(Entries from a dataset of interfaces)

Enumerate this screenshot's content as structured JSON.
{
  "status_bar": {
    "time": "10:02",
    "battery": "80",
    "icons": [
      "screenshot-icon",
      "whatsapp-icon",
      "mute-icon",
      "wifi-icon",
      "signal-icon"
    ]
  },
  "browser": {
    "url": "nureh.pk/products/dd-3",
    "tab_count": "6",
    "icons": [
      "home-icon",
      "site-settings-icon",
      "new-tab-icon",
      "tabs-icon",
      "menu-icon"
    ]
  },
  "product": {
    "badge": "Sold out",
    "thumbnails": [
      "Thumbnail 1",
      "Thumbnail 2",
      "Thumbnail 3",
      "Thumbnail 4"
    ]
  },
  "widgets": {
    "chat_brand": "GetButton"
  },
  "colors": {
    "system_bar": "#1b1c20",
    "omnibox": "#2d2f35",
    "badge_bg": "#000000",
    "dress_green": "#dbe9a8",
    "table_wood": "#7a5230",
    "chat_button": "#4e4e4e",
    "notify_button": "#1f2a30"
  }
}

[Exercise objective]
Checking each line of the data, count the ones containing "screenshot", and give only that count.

[Finished task]
2